◆ **About this task**: Write out every line below again exactly as it stands, skipping each image.

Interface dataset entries

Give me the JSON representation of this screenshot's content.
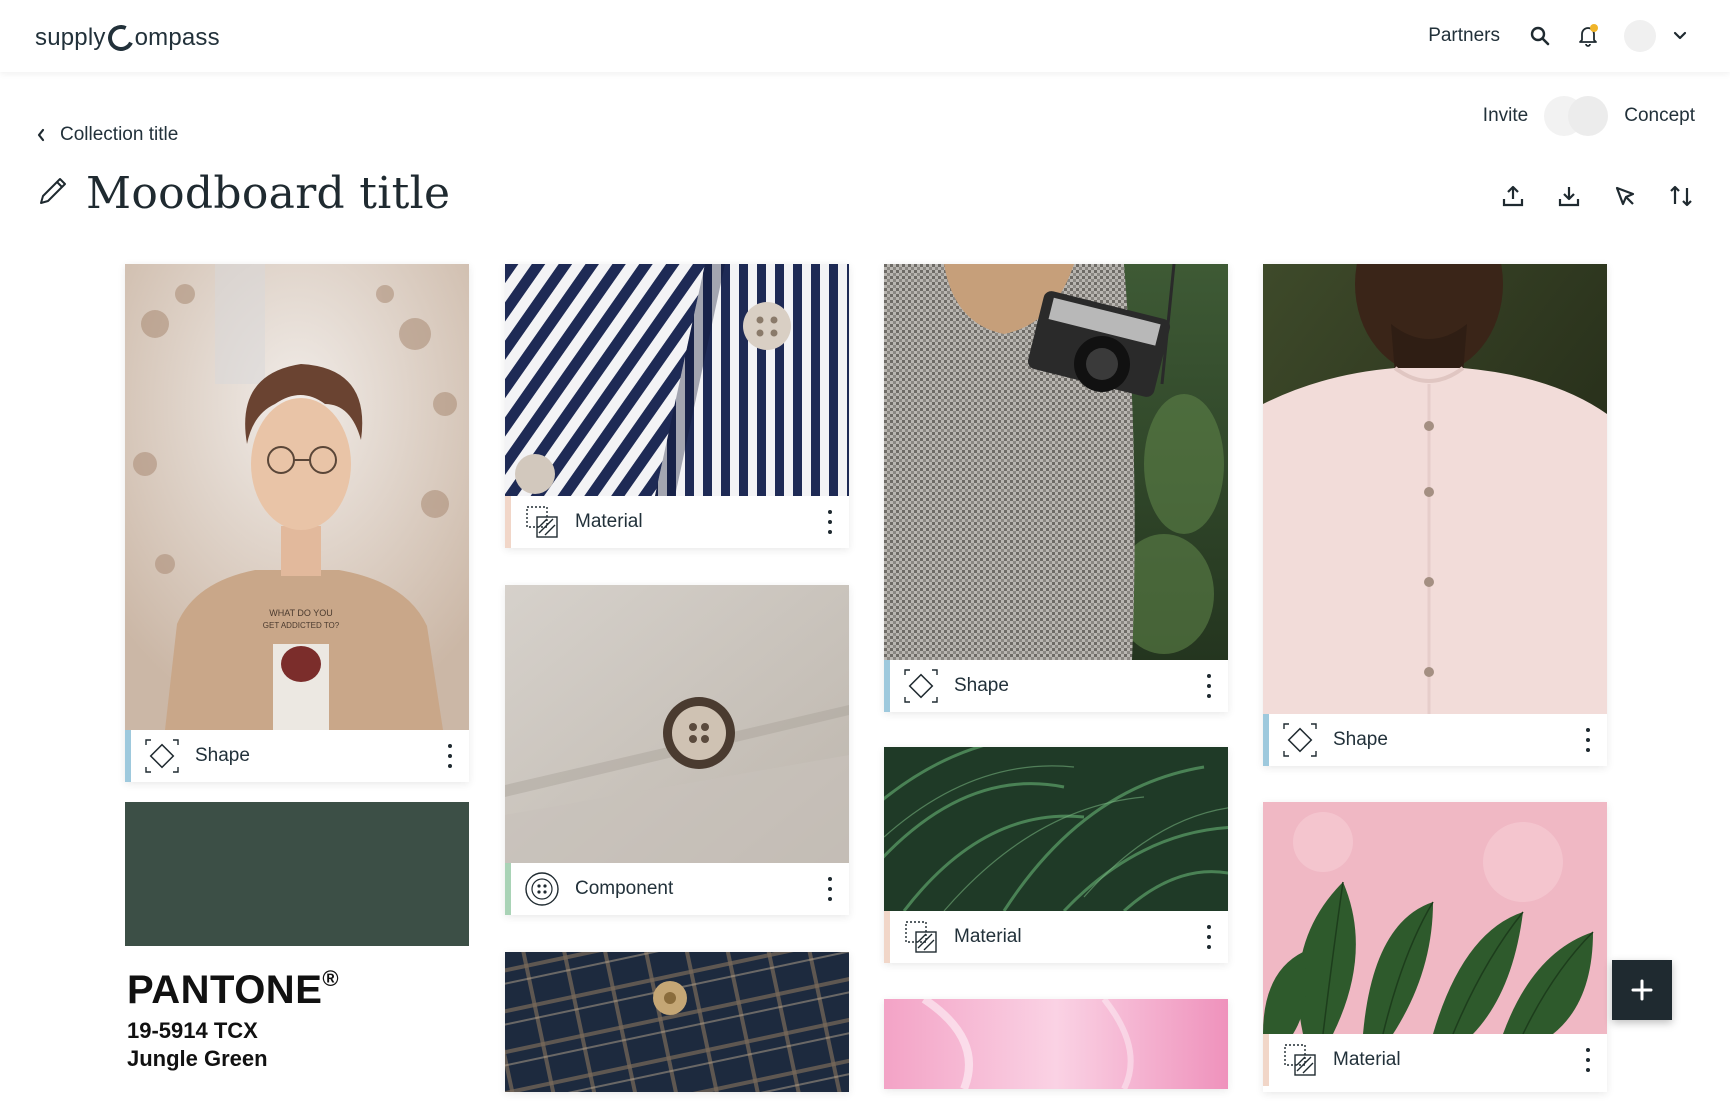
{
  "brand": {
    "logo_left": "supply",
    "logo_right": "ompass"
  },
  "topnav": {
    "partners": "Partners"
  },
  "breadcrumb": {
    "back_label": "Collection title"
  },
  "header": {
    "title": "Moodboard title",
    "invite_label": "Invite",
    "concept_label": "Concept"
  },
  "cards": {
    "c1": {
      "type_label": "Shape",
      "accent": "#9ec9dd",
      "image_colors": [
        "#e9e2dc",
        "#c9ae93",
        "#8a6a55",
        "#d8c5b2"
      ],
      "shirt_text_1": "WHAT DO YOU",
      "shirt_text_2": "GET ADDICTED TO?"
    },
    "c2": {
      "brand": "PANTONE",
      "reg": "®",
      "code": "19-5914 TCX",
      "name": "Jungle Green",
      "swatch_color": "#3c4f46"
    },
    "c3": {
      "type_label": "Material",
      "accent": "#f1d6c8"
    },
    "c4": {
      "type_label": "Component",
      "accent": "#a9d3b6"
    },
    "c5": {
      "type_label": "Shape",
      "accent": "#9ec9dd"
    },
    "c6": {
      "type_label": "Material",
      "accent": "#f1d6c8"
    },
    "c7": {
      "type_label": "Shape",
      "accent": "#9ec9dd"
    },
    "c8": {
      "type_label": "Material",
      "accent": "#f1d6c8"
    }
  },
  "icons": {
    "back": "chevron-left-icon",
    "edit": "pencil-icon",
    "search": "search-icon",
    "bell": "bell-icon",
    "caret": "chevron-down-icon",
    "upload": "upload-icon",
    "download": "download-icon",
    "select": "cursor-select-icon",
    "sort": "sort-icon",
    "add": "plus-icon"
  }
}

◆ **Exercise output**:
Give me the JSON representation of this screenshot's content.
{
  "brand": {
    "logo_left": "supply",
    "logo_right": "ompass"
  },
  "topnav": {
    "partners": "Partners"
  },
  "breadcrumb": {
    "back_label": "Collection title"
  },
  "header": {
    "title": "Moodboard title",
    "invite_label": "Invite",
    "concept_label": "Concept"
  },
  "cards": {
    "c1": {
      "type_label": "Shape",
      "accent": "#9ec9dd",
      "image_colors": [
        "#e9e2dc",
        "#c9ae93",
        "#8a6a55",
        "#d8c5b2"
      ],
      "shirt_text_1": "WHAT DO YOU",
      "shirt_text_2": "GET ADDICTED TO?"
    },
    "c2": {
      "brand": "PANTONE",
      "reg": "®",
      "code": "19-5914 TCX",
      "name": "Jungle Green",
      "swatch_color": "#3c4f46"
    },
    "c3": {
      "type_label": "Material",
      "accent": "#f1d6c8"
    },
    "c4": {
      "type_label": "Component",
      "accent": "#a9d3b6"
    },
    "c5": {
      "type_label": "Shape",
      "accent": "#9ec9dd"
    },
    "c6": {
      "type_label": "Material",
      "accent": "#f1d6c8"
    },
    "c7": {
      "type_label": "Shape",
      "accent": "#9ec9dd"
    },
    "c8": {
      "type_label": "Material",
      "accent": "#f1d6c8"
    }
  },
  "icons": {
    "back": "chevron-left-icon",
    "edit": "pencil-icon",
    "search": "search-icon",
    "bell": "bell-icon",
    "caret": "chevron-down-icon",
    "upload": "upload-icon",
    "download": "download-icon",
    "select": "cursor-select-icon",
    "sort": "sort-icon",
    "add": "plus-icon"
  }
}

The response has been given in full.